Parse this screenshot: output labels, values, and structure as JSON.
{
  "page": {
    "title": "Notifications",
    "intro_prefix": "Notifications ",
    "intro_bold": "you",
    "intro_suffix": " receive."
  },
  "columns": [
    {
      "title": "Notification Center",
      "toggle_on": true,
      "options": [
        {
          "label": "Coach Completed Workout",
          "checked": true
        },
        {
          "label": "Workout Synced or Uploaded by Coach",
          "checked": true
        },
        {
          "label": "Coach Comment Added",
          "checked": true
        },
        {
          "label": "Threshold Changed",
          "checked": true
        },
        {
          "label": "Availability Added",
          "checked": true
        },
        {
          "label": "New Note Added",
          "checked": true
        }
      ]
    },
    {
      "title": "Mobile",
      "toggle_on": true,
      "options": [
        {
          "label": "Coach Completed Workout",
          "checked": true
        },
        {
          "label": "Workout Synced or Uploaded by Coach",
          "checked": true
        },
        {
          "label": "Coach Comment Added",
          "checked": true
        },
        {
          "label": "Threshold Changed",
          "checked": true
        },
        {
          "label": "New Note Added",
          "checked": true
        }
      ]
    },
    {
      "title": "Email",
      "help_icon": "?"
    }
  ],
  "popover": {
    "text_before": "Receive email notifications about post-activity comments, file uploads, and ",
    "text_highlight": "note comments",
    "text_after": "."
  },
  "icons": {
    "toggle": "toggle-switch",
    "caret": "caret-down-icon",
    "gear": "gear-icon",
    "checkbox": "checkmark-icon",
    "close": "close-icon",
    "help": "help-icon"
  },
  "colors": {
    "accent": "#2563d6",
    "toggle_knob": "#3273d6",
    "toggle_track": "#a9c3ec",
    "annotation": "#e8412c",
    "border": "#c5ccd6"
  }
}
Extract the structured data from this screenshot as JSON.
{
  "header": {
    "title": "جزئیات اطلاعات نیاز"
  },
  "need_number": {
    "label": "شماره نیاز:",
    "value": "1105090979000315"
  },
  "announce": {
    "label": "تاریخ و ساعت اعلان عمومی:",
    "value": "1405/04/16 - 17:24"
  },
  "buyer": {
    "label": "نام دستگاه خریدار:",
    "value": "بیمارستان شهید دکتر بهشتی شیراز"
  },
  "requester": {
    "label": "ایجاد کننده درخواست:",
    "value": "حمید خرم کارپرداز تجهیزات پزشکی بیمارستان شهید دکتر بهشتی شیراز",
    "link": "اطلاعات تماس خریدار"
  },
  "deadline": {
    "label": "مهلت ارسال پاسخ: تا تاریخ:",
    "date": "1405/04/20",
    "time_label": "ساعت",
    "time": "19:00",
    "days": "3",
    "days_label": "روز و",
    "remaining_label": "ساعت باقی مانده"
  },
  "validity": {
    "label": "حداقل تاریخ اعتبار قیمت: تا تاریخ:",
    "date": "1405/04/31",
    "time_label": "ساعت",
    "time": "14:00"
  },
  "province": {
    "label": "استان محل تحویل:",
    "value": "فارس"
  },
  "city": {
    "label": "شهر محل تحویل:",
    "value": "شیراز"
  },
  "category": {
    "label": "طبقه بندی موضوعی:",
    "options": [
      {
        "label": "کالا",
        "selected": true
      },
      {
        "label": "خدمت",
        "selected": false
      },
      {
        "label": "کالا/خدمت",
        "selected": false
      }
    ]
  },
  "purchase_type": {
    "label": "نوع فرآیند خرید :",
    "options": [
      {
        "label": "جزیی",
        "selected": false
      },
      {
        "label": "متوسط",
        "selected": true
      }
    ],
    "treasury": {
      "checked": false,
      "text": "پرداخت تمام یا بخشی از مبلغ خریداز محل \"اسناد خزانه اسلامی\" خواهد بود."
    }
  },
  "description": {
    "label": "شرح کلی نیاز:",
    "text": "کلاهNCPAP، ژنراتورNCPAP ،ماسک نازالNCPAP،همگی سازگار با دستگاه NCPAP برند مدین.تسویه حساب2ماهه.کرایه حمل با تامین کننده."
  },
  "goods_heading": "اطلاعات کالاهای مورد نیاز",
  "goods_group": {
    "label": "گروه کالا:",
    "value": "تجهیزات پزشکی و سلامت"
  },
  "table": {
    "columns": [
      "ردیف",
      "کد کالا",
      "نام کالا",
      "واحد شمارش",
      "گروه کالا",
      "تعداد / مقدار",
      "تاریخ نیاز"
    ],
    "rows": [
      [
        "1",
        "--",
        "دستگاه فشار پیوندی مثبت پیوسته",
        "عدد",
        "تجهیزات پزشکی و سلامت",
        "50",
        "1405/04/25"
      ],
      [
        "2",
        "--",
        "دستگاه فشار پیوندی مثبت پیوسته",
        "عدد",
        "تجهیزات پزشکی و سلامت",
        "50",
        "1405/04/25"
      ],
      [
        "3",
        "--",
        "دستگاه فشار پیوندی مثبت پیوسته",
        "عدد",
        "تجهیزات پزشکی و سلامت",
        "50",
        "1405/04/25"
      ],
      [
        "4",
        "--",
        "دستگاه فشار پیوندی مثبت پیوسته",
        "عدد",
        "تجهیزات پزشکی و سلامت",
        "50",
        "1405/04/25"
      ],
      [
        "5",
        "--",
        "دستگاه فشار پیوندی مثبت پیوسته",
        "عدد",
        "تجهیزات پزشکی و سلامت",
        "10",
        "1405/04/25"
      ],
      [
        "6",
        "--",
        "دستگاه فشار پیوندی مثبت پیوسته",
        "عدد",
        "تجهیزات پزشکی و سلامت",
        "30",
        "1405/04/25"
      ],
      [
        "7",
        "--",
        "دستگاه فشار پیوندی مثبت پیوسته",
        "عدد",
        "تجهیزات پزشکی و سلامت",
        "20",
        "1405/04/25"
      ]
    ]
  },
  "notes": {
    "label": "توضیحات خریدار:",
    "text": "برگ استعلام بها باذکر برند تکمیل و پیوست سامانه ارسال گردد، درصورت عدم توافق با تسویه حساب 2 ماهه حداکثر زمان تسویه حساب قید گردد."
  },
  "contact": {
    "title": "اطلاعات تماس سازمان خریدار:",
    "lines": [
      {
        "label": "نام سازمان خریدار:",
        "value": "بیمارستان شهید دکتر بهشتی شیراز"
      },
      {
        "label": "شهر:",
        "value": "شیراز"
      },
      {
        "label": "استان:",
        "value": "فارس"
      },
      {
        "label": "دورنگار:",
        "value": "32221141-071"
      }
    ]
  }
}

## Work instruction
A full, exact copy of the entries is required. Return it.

## Solved problem
Parse this screenshot: output labels, values, and structure as JSON.
{
  "page": {
    "title": "Notifications",
    "intro_prefix": "Notifications ",
    "intro_bold": "you",
    "intro_suffix": " receive."
  },
  "columns": [
    {
      "title": "Notification Center",
      "toggle_on": true,
      "options": [
        {
          "label": "Coach Completed Workout",
          "checked": true
        },
        {
          "label": "Workout Synced or Uploaded by Coach",
          "checked": true
        },
        {
          "label": "Coach Comment Added",
          "checked": true
        },
        {
          "label": "Threshold Changed",
          "checked": true
        },
        {
          "label": "Availability Added",
          "checked": true
        },
        {
          "label": "New Note Added",
          "checked": true
        }
      ]
    },
    {
      "title": "Mobile",
      "toggle_on": true,
      "options": [
        {
          "label": "Coach Completed Workout",
          "checked": true
        },
        {
          "label": "Workout Synced or Uploaded by Coach",
          "checked": true
        },
        {
          "label": "Coach Comment Added",
          "checked": true
        },
        {
          "label": "Threshold Changed",
          "checked": true
        },
        {
          "label": "New Note Added",
          "checked": true
        }
      ]
    },
    {
      "title": "Email",
      "help_icon": "?"
    }
  ],
  "popover": {
    "text_before": "Receive email notifications about post-activity comments, file uploads, and ",
    "text_highlight": "note comments",
    "text_after": "."
  },
  "icons": {
    "toggle": "toggle-switch",
    "caret": "caret-down-icon",
    "gear": "gear-icon",
    "checkbox": "checkmark-icon",
    "close": "close-icon",
    "help": "help-icon"
  },
  "colors": {
    "accent": "#2563d6",
    "toggle_knob": "#3273d6",
    "toggle_track": "#a9c3ec",
    "annotation": "#e8412c",
    "border": "#c5ccd6"
  }
}
Extract the structured data from this screenshot as JSON.
{
  "header": {
    "title": "جزئیات اطلاعات نیاز"
  },
  "need_number": {
    "label": "شماره نیاز:",
    "value": "1105090979000315"
  },
  "announce": {
    "label": "تاریخ و ساعت اعلان عمومی:",
    "value": "1405/04/16 - 17:24"
  },
  "buyer": {
    "label": "نام دستگاه خریدار:",
    "value": "بیمارستان شهید دکتر بهشتی شیراز"
  },
  "requester": {
    "label": "ایجاد کننده درخواست:",
    "value": "حمید خرم کارپرداز تجهیزات پزشکی بیمارستان شهید دکتر بهشتی شیراز",
    "link": "اطلاعات تماس خریدار"
  },
  "deadline": {
    "label": "مهلت ارسال پاسخ: تا تاریخ:",
    "date": "1405/04/20",
    "time_label": "ساعت",
    "time": "19:00",
    "days": "3",
    "days_label": "روز و",
    "remaining_label": "ساعت باقی مانده"
  },
  "validity": {
    "label": "حداقل تاریخ اعتبار قیمت: تا تاریخ:",
    "date": "1405/04/31",
    "time_label": "ساعت",
    "time": "14:00"
  },
  "province": {
    "label": "استان محل تحویل:",
    "value": "فارس"
  },
  "city": {
    "label": "شهر محل تحویل:",
    "value": "شیراز"
  },
  "category": {
    "label": "طبقه بندی موضوعی:",
    "options": [
      {
        "label": "کالا",
        "selected": true
      },
      {
        "label": "خدمت",
        "selected": false
      },
      {
        "label": "کالا/خدمت",
        "selected": false
      }
    ]
  },
  "purchase_type": {
    "label": "نوع فرآیند خرید :",
    "options": [
      {
        "label": "جزیی",
        "selected": false
      },
      {
        "label": "متوسط",
        "selected": true
      }
    ],
    "treasury": {
      "checked": false,
      "text": "پرداخت تمام یا بخشی از مبلغ خریداز محل \"اسناد خزانه اسلامی\" خواهد بود."
    }
  },
  "description": {
    "label": "شرح کلی نیاز:",
    "text": "کلاهNCPAP، ژنراتورNCPAP ،ماسک نازالNCPAP،همگی سازگار با دستگاه NCPAP برند مدین.تسویه حساب2ماهه.کرایه حمل با تامین کننده."
  },
  "goods_heading": "اطلاعات کالاهای مورد نیاز",
  "goods_group": {
    "label": "گروه کالا:",
    "value": "تجهیزات پزشکی و سلامت"
  },
  "table": {
    "columns": [
      "ردیف",
      "کد کالا",
      "نام کالا",
      "واحد شمارش",
      "گروه کالا",
      "تعداد / مقدار",
      "تاریخ نیاز"
    ],
    "rows": [
      [
        "1",
        "--",
        "دستگاه فشار پیوندی مثبت پیوسته",
        "عدد",
        "تجهیزات پزشکی و سلامت",
        "50",
        "1405/04/25"
      ],
      [
        "2",
        "--",
        "دستگاه فشار پیوندی مثبت پیوسته",
        "عدد",
        "تجهیزات پزشکی و سلامت",
        "50",
        "1405/04/25"
      ],
      [
        "3",
        "--",
        "دستگاه فشار پیوندی مثبت پیوسته",
        "عدد",
        "تجهیزات پزشکی و سلامت",
        "50",
        "1405/04/25"
      ],
      [
        "4",
        "--",
        "دستگاه فشار پیوندی مثبت پیوسته",
        "عدد",
        "تجهیزات پزشکی و سلامت",
        "50",
        "1405/04/25"
      ],
      [
        "5",
        "--",
        "دستگاه فشار پیوندی مثبت پیوسته",
        "عدد",
        "تجهیزات پزشکی و سلامت",
        "10",
        "1405/04/25"
      ],
      [
        "6",
        "--",
        "دستگاه فشار پیوندی مثبت پیوسته",
        "عدد",
        "تجهیزات پزشکی و سلامت",
        "30",
        "1405/04/25"
      ],
      [
        "7",
        "--",
        "دستگاه فشار پیوندی مثبت پیوسته",
        "عدد",
        "تجهیزات پزشکی و سلامت",
        "20",
        "1405/04/25"
      ]
    ]
  },
  "notes": {
    "label": "توضیحات خریدار:",
    "text": "برگ استعلام بها باذکر برند تکمیل و پیوست سامانه ارسال گردد، درصورت عدم توافق با تسویه حساب 2 ماهه حداکثر زمان تسویه حساب قید گردد."
  },
  "contact": {
    "title": "اطلاعات تماس سازمان خریدار:",
    "lines": [
      {
        "label": "نام سازمان خریدار:",
        "value": "بیمارستان شهید دکتر بهشتی شیراز"
      },
      {
        "label": "شهر:",
        "value": "شیراز"
      },
      {
        "label": "استان:",
        "value": "فارس"
      },
      {
        "label": "دورنگار:",
        "value": "32221141-071"
      }
    ]
  }
}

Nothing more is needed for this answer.